Bombshells in Casey Anthony Trial Continue - Page 4
Stengler was provided a computer printout of Internet searches, and stated that it was a printout from software used to extract data from the Anthony’s computer hard drive.
Defense attorney Baez then discussed Stenger’s conversation with software creator John Bradley, regarding issues with the data coming from an earlier software program used, called CacheBack. Dates and times on an earlier report were not displayed properly, perhaps due to daylight savings time changes. Bradley reportedly helped fix this issue.
Baez then compared results of two separate software programs used to analyze data from the Anthony home - Cacheback and NetAnalysis. Baez pointed out that CacheBack, the program first used and referred to by the prosecution team, did not show MySpace results, while NetAnalysis did.
Under pointed questioning by attorney Baez, Stenger conceded that Chloroform was not searched for 84 times, as was alleged by the prosecution - it was checked on only once, a fact in accordance with Cindy’s bombshell testimony earlier in the day. In fact, Stenger admitted that it was a MySpace page that was visited often, not chloroform searches. Baez also suggested that the number 84 cited by prosecutors was the sequential number for the day, stating that the chloroform-related search was performed on the 84th day of the year.
Again, another blow to the prosecution’s theories.
Under cross-examination, Stenger once again referred to the misspelled “how to make chloraform” Google search result in his report, surely an attempt by Burdick to remind the jury about this troubling finding. Under re-direct with defense attorney Baez, Stenger stated that the searched-for page was only up for three minutes, and Baez reminded the jury that nobody really knew how much of the page was read, if any at all, and questioned if one could learn how to make chloroform from a website in three minutes.

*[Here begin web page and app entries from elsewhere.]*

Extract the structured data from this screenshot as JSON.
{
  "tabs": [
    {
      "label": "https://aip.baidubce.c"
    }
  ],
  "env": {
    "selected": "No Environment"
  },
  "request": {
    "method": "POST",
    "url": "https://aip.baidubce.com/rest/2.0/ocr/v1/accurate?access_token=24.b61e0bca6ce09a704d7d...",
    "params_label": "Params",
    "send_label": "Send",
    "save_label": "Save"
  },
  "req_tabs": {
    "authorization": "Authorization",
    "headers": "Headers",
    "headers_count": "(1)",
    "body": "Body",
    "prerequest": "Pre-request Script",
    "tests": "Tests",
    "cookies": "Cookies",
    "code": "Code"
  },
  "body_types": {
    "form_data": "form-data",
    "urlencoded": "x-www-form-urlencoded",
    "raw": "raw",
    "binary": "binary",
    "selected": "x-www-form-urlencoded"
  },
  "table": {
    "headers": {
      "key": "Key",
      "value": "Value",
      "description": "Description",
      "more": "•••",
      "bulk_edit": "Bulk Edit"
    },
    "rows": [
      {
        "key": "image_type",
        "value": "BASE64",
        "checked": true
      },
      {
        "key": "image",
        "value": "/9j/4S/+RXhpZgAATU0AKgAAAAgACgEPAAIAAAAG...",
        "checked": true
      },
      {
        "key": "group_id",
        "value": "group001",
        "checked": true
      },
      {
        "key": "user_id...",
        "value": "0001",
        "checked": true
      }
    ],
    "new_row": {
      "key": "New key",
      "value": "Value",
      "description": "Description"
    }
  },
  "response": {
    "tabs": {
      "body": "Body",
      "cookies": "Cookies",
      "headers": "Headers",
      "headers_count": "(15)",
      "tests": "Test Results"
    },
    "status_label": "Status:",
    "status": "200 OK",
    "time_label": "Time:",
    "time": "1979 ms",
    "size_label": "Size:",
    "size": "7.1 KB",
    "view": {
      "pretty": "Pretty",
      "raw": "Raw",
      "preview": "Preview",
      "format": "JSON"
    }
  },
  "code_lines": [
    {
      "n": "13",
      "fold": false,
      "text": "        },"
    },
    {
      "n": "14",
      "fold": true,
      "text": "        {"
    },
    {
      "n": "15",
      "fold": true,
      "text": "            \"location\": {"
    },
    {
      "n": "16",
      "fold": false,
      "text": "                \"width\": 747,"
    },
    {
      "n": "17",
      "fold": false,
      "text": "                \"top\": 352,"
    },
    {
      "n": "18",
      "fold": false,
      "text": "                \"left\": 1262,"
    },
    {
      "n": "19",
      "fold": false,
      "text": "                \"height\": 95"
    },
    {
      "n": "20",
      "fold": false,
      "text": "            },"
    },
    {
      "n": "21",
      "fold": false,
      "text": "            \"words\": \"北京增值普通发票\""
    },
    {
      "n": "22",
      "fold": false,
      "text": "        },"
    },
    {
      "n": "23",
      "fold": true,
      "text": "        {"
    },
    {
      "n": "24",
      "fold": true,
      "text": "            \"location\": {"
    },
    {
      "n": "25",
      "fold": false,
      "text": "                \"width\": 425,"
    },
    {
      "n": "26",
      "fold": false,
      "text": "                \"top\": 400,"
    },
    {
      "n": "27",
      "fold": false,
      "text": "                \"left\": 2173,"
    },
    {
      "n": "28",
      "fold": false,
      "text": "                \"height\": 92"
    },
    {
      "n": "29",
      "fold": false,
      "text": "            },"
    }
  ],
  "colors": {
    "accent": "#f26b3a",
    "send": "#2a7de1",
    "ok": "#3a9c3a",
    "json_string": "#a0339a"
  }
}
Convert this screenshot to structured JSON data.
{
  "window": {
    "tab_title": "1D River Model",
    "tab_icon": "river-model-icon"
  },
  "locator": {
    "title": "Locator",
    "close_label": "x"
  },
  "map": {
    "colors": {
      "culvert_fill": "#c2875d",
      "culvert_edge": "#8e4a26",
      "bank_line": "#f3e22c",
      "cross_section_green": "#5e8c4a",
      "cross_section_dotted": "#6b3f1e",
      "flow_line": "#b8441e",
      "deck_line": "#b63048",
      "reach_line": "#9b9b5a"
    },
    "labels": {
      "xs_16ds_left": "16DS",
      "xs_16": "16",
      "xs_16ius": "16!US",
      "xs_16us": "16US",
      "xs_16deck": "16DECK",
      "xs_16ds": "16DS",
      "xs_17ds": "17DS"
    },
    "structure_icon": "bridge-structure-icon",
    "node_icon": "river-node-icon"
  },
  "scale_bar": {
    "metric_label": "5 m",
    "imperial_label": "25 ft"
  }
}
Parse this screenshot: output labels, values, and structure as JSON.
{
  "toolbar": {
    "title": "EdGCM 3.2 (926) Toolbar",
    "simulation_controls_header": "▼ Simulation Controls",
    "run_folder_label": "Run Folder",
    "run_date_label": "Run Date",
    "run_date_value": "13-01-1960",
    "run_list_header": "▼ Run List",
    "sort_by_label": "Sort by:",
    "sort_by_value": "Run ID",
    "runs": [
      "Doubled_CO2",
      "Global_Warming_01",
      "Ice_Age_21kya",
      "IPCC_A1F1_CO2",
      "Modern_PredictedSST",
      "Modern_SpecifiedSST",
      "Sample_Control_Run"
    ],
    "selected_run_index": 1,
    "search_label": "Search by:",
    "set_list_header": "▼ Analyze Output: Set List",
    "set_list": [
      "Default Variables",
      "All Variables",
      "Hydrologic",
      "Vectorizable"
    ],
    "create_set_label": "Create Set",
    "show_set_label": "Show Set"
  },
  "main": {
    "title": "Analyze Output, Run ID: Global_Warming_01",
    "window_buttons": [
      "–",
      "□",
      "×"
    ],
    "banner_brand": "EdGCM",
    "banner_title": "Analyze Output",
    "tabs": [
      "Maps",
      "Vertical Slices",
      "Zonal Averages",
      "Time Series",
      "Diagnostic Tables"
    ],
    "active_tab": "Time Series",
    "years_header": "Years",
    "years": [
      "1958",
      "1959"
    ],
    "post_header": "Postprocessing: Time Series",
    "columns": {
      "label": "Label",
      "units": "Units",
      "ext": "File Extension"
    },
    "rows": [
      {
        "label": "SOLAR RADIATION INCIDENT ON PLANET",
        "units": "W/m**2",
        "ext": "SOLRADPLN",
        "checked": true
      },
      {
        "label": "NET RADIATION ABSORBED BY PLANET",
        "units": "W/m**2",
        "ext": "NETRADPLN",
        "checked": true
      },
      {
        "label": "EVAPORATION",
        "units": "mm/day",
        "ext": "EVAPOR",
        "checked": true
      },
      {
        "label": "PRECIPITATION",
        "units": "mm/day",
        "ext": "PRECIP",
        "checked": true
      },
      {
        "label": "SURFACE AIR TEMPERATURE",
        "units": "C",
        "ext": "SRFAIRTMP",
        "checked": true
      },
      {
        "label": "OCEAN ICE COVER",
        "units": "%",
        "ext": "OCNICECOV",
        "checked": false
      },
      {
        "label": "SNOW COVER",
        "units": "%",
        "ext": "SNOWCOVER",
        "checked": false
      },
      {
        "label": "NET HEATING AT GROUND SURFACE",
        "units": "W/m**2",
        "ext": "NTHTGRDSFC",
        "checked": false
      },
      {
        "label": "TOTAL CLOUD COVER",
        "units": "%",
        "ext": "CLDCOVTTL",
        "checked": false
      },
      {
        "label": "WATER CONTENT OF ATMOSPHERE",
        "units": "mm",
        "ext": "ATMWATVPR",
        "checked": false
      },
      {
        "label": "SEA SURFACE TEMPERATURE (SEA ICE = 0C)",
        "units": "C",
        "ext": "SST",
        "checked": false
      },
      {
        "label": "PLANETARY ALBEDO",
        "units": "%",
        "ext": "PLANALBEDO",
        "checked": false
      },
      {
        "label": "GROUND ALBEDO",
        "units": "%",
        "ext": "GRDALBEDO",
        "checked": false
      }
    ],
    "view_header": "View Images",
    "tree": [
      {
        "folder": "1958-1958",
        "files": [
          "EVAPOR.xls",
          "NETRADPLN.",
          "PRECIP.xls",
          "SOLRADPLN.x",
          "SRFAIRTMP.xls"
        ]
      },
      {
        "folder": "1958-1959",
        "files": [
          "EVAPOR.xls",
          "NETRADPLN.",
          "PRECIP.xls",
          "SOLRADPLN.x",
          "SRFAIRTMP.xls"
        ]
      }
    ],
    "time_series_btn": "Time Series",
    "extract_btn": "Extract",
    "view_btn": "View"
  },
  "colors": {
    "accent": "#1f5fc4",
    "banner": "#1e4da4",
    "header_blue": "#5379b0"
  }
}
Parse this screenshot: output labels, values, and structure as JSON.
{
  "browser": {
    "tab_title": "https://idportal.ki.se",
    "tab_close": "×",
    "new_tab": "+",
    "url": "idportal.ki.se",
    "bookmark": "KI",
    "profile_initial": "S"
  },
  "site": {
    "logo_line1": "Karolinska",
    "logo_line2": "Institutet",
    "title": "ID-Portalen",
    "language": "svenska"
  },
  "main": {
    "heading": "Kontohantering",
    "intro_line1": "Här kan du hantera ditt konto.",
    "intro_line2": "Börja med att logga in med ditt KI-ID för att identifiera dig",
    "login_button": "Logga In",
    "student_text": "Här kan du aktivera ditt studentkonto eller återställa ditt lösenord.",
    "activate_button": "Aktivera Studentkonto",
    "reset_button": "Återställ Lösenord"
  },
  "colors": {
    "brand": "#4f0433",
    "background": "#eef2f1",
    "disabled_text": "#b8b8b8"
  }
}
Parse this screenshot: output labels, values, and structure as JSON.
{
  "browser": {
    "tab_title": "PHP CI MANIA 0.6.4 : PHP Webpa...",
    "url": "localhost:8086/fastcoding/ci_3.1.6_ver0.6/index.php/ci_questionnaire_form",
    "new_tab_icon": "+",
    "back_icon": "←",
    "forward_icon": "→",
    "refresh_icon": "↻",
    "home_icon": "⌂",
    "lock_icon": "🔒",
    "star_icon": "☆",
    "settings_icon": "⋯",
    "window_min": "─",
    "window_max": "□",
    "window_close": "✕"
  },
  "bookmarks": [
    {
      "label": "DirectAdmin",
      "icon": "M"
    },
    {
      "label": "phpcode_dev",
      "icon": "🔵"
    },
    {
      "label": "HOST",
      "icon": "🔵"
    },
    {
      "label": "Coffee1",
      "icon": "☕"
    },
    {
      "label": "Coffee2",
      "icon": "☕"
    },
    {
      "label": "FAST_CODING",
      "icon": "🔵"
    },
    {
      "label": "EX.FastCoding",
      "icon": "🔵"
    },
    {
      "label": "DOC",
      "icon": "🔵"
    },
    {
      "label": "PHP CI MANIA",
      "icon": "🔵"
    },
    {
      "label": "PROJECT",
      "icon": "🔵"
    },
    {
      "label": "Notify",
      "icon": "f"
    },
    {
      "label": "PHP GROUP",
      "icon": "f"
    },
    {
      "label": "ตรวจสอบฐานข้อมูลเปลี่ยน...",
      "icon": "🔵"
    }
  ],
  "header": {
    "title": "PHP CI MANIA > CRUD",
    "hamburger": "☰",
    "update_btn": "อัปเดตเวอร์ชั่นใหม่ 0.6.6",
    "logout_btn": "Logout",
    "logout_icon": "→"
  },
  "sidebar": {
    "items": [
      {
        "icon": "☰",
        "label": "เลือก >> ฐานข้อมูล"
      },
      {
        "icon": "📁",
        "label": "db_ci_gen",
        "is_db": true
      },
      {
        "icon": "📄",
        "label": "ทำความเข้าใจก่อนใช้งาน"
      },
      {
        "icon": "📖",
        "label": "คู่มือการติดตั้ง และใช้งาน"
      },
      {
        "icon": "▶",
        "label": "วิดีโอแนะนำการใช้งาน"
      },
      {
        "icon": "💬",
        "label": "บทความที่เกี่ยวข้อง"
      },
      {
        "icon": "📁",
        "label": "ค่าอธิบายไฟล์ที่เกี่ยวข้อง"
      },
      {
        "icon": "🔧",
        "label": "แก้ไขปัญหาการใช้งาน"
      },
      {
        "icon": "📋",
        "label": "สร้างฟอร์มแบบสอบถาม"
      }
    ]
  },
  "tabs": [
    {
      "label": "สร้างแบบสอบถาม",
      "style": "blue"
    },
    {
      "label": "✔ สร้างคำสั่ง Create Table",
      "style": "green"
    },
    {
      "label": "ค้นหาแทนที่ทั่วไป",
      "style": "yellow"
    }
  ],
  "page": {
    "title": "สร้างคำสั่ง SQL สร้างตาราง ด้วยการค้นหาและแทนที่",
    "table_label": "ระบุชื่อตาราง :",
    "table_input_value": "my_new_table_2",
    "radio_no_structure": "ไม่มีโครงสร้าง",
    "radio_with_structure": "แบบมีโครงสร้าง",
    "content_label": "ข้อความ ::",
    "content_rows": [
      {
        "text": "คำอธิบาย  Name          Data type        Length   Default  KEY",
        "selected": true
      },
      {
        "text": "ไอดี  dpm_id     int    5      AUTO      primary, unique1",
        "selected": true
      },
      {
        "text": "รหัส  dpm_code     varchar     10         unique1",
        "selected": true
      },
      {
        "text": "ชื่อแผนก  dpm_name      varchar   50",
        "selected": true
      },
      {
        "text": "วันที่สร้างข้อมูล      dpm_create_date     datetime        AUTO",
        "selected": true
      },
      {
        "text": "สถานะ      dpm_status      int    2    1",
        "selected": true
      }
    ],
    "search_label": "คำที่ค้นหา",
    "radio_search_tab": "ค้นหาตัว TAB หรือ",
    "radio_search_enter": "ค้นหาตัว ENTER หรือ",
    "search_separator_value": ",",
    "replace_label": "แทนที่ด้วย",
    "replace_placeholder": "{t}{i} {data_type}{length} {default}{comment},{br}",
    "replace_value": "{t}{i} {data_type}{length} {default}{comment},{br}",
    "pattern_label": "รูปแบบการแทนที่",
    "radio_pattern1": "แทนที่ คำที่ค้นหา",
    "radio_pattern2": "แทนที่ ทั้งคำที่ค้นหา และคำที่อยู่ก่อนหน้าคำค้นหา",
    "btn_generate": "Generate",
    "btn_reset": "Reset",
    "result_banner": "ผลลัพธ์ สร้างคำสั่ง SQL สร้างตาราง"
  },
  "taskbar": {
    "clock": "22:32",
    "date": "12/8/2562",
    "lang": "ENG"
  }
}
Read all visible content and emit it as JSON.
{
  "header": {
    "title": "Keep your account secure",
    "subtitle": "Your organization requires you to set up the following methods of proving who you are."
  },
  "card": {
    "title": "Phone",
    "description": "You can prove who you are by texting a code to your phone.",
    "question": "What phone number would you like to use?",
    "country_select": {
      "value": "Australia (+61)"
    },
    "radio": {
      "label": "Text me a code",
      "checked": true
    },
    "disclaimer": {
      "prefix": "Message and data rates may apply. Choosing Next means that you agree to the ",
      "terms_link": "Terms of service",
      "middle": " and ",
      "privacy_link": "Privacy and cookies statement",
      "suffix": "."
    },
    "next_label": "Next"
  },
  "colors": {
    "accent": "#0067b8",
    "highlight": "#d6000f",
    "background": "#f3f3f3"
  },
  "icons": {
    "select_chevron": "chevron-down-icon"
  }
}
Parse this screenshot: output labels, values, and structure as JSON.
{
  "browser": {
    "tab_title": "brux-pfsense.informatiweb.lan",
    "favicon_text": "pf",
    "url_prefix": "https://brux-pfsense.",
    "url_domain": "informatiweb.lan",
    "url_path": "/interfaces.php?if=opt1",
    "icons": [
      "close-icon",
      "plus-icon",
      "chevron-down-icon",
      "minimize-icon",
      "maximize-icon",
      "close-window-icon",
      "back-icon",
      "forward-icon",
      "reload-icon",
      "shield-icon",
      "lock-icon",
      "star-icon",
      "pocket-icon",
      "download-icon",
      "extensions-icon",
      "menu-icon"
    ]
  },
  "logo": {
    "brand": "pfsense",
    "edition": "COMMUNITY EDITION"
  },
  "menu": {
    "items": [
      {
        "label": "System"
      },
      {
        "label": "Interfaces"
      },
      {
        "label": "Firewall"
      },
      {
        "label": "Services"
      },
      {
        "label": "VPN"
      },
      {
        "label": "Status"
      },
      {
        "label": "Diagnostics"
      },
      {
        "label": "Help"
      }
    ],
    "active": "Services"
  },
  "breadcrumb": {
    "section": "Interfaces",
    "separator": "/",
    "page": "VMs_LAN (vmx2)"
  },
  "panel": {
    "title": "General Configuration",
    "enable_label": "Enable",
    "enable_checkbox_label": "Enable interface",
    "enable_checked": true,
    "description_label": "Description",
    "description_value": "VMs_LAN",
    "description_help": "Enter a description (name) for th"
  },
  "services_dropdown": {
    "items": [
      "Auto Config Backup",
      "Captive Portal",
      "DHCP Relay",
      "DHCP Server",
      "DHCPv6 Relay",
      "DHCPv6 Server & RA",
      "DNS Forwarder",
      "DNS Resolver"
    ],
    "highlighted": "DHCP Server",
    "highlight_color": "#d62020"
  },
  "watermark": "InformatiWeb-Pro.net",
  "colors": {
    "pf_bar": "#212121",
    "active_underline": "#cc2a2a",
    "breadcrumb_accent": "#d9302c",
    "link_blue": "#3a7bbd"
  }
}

A conspiracy called into question, and shot down
After the jury left for the day, State prosecutor Ashton asked about FBI Agent Nick Savage’s upcoming testimony on behalf of the defense, requesting that evidence be provided to them beforehand, perhaps a tactic to avoid more damaging testimony tomorrow. When defense attorney Cheney Mason hinted at emails stating that some photographic evidence might have been squelched, Perry’s interest was picqued.Continued on the next page